App and web page records
┄┄┄┄┄┄

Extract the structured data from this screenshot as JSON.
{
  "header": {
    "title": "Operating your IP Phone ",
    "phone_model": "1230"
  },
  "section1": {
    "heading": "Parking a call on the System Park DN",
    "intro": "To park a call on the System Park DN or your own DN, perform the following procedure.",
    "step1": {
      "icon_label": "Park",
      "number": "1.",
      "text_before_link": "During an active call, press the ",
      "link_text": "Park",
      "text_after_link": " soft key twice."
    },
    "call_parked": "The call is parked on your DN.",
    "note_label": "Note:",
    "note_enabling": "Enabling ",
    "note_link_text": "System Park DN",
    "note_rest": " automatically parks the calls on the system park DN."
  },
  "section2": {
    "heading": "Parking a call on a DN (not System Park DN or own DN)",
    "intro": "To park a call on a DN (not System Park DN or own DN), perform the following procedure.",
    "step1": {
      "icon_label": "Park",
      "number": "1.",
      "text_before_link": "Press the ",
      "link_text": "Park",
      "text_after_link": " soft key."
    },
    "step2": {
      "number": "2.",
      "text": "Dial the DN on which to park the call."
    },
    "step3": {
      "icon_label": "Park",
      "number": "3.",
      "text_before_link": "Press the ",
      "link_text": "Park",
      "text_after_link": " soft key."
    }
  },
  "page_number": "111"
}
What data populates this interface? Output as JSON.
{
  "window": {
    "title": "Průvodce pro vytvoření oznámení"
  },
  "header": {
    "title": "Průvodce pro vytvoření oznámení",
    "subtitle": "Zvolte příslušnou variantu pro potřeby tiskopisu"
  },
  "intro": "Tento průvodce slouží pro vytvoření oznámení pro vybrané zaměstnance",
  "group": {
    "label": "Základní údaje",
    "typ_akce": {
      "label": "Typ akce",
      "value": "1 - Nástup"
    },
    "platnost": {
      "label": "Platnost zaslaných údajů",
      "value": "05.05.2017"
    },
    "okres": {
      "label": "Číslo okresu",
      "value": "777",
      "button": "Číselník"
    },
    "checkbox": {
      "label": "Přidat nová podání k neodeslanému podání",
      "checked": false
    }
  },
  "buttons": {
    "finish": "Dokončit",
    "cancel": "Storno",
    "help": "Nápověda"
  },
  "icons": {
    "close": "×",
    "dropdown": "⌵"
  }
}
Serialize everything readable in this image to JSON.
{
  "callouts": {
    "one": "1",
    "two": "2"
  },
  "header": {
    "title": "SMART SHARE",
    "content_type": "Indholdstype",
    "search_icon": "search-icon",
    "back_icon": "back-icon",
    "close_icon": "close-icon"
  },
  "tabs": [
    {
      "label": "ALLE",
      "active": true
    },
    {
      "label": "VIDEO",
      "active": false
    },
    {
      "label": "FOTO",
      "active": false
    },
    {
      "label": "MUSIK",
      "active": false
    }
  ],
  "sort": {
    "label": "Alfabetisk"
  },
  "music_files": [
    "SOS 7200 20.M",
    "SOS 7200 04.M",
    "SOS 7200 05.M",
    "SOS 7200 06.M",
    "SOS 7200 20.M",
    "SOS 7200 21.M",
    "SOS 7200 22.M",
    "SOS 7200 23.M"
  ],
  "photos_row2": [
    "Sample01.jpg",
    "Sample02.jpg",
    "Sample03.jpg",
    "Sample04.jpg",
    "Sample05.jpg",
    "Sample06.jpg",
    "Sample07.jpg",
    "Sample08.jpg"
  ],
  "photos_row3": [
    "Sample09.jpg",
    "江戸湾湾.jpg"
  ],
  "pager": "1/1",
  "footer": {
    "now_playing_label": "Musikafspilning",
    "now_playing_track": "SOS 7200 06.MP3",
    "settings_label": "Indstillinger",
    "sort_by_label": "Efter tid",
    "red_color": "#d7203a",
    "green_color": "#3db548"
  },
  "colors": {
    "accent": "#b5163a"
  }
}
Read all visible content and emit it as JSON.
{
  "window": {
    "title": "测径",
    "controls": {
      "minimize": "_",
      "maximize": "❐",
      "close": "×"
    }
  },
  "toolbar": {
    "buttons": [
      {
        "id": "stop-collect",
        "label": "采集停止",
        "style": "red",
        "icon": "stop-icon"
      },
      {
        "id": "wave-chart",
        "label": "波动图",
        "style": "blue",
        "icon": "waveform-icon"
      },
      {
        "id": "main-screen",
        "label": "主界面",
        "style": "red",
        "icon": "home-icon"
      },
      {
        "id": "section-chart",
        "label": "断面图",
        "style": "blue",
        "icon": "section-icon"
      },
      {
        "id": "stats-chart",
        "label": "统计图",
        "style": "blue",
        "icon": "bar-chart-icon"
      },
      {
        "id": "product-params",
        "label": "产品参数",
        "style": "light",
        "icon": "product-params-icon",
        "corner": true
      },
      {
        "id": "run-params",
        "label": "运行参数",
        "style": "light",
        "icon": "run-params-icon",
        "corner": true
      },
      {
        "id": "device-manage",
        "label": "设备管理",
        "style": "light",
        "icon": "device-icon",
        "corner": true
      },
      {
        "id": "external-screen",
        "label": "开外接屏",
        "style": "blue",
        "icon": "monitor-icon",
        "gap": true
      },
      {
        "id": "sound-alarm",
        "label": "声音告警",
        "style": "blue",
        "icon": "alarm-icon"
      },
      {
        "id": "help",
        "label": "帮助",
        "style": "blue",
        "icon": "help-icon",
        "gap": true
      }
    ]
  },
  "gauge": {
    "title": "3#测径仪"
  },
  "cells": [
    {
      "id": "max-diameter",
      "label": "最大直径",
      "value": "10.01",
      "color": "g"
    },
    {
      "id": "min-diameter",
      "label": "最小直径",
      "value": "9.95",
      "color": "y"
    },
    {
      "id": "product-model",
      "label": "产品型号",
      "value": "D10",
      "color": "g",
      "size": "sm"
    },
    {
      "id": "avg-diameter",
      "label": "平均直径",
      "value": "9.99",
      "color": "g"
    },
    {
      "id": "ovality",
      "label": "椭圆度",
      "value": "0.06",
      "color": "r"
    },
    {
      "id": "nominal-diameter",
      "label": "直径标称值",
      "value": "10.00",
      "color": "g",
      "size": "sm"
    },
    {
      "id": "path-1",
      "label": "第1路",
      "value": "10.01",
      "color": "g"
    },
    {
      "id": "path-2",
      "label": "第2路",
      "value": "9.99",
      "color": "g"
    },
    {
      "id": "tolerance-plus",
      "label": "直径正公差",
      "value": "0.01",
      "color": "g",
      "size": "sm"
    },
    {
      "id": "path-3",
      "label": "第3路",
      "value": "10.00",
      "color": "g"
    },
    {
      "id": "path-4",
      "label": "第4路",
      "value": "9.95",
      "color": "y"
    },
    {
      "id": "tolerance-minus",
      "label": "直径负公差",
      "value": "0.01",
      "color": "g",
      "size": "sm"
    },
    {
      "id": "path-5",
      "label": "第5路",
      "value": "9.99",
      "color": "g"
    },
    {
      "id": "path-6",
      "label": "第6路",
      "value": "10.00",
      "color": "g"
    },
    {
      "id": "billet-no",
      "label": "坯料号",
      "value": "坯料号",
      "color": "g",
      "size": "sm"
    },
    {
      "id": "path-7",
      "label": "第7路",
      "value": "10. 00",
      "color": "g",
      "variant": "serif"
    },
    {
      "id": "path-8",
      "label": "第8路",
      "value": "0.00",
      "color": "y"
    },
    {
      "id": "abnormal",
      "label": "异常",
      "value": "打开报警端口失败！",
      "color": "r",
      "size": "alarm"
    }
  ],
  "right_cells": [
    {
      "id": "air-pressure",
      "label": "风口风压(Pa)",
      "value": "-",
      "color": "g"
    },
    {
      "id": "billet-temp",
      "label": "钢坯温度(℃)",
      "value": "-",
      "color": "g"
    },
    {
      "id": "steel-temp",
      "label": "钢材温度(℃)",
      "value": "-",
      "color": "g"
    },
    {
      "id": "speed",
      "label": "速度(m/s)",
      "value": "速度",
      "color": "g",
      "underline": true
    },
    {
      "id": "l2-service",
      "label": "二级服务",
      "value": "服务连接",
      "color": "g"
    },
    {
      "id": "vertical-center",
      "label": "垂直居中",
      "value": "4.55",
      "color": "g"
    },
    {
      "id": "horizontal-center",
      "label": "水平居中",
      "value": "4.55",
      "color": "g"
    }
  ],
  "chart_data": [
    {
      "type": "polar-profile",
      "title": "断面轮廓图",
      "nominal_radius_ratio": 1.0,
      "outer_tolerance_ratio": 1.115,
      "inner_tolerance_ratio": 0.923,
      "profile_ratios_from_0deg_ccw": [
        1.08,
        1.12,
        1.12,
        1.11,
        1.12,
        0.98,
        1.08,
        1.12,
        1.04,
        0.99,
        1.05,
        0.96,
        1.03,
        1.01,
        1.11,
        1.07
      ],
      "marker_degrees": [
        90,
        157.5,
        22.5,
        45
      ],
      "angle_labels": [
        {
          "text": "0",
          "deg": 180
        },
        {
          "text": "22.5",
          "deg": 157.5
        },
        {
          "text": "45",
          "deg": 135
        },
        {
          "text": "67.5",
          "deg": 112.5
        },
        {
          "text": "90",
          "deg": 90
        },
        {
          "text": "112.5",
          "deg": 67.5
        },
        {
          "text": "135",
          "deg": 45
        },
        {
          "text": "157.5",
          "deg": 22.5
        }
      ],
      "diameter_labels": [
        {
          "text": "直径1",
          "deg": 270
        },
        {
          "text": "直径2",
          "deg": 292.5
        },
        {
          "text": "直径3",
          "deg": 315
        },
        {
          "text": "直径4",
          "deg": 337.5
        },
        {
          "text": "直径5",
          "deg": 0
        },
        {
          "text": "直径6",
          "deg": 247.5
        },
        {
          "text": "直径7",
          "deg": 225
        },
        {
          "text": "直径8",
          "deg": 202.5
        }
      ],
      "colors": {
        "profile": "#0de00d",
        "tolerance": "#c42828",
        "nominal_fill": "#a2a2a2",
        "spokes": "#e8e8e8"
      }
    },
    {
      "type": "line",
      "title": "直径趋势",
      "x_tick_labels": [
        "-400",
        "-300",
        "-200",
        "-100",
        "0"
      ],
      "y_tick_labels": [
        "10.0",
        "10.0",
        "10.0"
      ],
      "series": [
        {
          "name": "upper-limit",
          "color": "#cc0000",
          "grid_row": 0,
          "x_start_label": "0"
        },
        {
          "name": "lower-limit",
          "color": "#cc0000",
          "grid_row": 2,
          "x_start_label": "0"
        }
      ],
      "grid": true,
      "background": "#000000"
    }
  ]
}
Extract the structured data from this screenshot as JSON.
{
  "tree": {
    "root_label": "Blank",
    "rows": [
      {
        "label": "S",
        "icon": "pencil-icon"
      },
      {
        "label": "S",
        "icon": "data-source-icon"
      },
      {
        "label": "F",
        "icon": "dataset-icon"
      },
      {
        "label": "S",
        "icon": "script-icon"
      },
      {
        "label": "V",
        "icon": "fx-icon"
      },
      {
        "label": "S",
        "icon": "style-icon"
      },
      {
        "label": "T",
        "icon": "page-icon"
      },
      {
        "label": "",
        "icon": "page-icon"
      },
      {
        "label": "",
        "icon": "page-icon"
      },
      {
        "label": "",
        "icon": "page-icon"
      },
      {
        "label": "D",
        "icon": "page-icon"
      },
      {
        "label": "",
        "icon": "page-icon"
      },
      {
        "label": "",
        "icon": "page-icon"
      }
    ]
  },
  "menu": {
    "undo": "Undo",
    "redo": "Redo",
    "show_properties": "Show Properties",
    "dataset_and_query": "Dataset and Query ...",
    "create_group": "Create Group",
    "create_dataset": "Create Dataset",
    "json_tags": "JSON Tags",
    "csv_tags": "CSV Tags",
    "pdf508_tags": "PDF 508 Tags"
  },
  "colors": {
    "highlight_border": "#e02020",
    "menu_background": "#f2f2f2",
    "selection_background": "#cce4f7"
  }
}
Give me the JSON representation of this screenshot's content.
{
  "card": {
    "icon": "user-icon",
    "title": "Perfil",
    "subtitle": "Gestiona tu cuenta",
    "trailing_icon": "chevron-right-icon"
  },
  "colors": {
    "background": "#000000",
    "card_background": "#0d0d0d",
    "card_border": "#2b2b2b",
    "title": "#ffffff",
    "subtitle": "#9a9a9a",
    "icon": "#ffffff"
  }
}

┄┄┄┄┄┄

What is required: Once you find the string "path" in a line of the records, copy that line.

Result of this exercise:
      "id": "path-1",
      "id": "path-2",
      "id": "path-3",
      "id": "path-4",
      "id": "path-5",
      "id": "path-6",
      "id": "path-7",
      "id": "path-8",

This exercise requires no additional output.